Distantly inspired by natural disasters, Mother! hits like a hurricane. A truly unique and violent experience which continues to violate every thought long after viewing, its a surreal, apocalyptic mirror of humanity.
“It is a mad time to be alive” reads the opening claim of Darren Aronofsky’s director’s statement for Mother! which works simultaneously as apocalyptic commentary on the modern world and an inviting caution of the cinematic experience ahead. This notion of contemporary madness was echoed at the film’s UK premiere, the screening prefaced with reflections on the parallels of natural disaster and media obsession as if one was subsequent to the other. Such whispers and distant illusions were the only indications of the film’s content prior to its slot at the Venice film festival which concluded with a soundtrack of boos, ovation and the violent scratching of heads. A cocktail of reactions to a strong mix of ideas, or as Aronofsky phrases it, “a recipe [he]won’t ever be able to reproduce…best drunk as a single dose in a shot glass.”
Written in just five days after its concepts dawned on him in a “fever dream,” Mother! is Aronofsky’s most experimental work yet. Its plot proves hard to discuss as a result, a free-verse poem of a film best experienced blind. Jennifer Lawrence’s unnamed housewife is devoted to her poet husband (Javier Bardem) who is suffering from severe writer’s block when an uninvited guest (Ed Harris) interrupts the tranquillity of their home and begins to test their stability as a couple and as human beings.
Experienced almost entirely through her performance, Lawrence is visceral in the lead role. Claustrophobic close-up photography provides an inescapable relationship between audience and protagonist experience, serving to tighten the vice of tension to the point of snapping. Integral to its success in doing so is Lawrence, or specifically her volcanic sense of breaking purity which only she could achieve. Body and mind are pushed to their absolute limit, emphasised further by set stories of her hyperventilating resulting in the dislocation of a rib – fitting considering some of the film’s biblical notes and the character’s essence of Eve.
It’s fortunate that the same is yet to be inflicted on the audience, the air of the cinema proving much harder to breathe in Mother!‘s presence. With its unrelenting brutality, it doesn’t take long before the concept of the film deriving from natural disasters begins to feel like the perfect analogy. Mother! was born in a storm and hits like a hurricane. Hyperventilation becomes just a replacement for natural breathing.
Although Mother! evokes such a reaction, it skilfully dresses as psychological horror but acts more as a surrealist assault piece. Consequently, it will divide opinion; those anticipating a thriller are instead met with a chaotic and violent onslaught of complex symbolism and broad subtext. Aronofsky is sometimes guilty of an over indulgence in the symbolic, Mother! being no exception to that rule; occasionally going a fraction too far with overtly stylistic elements that arguably betray its tone. This is a film closer to Buñuel than Hitchcock, offering a vision far more suited to art house than to mainstream cinema. For that it will be hated by many and hailed by a select few but is guaranteed to be forgotten by none.
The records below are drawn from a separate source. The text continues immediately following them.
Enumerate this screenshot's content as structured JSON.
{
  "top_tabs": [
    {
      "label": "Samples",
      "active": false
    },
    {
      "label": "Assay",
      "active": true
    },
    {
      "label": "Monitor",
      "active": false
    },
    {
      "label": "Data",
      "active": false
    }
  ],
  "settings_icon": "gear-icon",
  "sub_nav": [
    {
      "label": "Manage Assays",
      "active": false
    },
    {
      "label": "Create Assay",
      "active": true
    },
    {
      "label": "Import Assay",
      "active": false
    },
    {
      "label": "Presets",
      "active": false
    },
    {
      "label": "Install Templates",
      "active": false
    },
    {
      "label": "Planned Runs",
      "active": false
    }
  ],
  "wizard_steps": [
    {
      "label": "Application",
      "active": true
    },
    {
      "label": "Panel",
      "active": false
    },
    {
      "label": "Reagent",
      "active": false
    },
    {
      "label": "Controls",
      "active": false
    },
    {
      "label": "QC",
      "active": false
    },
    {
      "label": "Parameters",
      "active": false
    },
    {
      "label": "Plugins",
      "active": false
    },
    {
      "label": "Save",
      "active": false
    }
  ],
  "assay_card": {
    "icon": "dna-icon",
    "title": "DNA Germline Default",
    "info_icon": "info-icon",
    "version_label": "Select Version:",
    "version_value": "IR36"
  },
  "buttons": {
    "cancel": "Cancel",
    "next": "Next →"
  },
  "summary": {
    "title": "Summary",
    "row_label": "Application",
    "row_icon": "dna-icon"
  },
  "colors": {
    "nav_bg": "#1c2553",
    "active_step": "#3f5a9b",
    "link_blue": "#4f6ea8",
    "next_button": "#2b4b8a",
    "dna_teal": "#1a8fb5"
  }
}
As hurricanes destroy countries and the many continue to live on in a blissful ignorance, Mother!’s hellish deconstruction of humanity couldn’t feel more timely. Its imagery and overall mental violation remain long after viewing, provoking an inexplicable substance of worry. A reoccurring stain which spreads and manifests into an eroding worldview. Its ideas take some time to settle, a few still haven’t, but their immediacy and relevance ensure you think on them regardless. For a director so acclaimed for his ability to challenge, Aronofsky has conducted what may be his darkest and most effecting vision. Like its uninvited guests, Mother! is a film you can’t quite seem to make leave.
Mother! (2017), directed by Darren Aronofsky, will be distributed in the UK by Paramount on September 15, 2017, Certificate 18.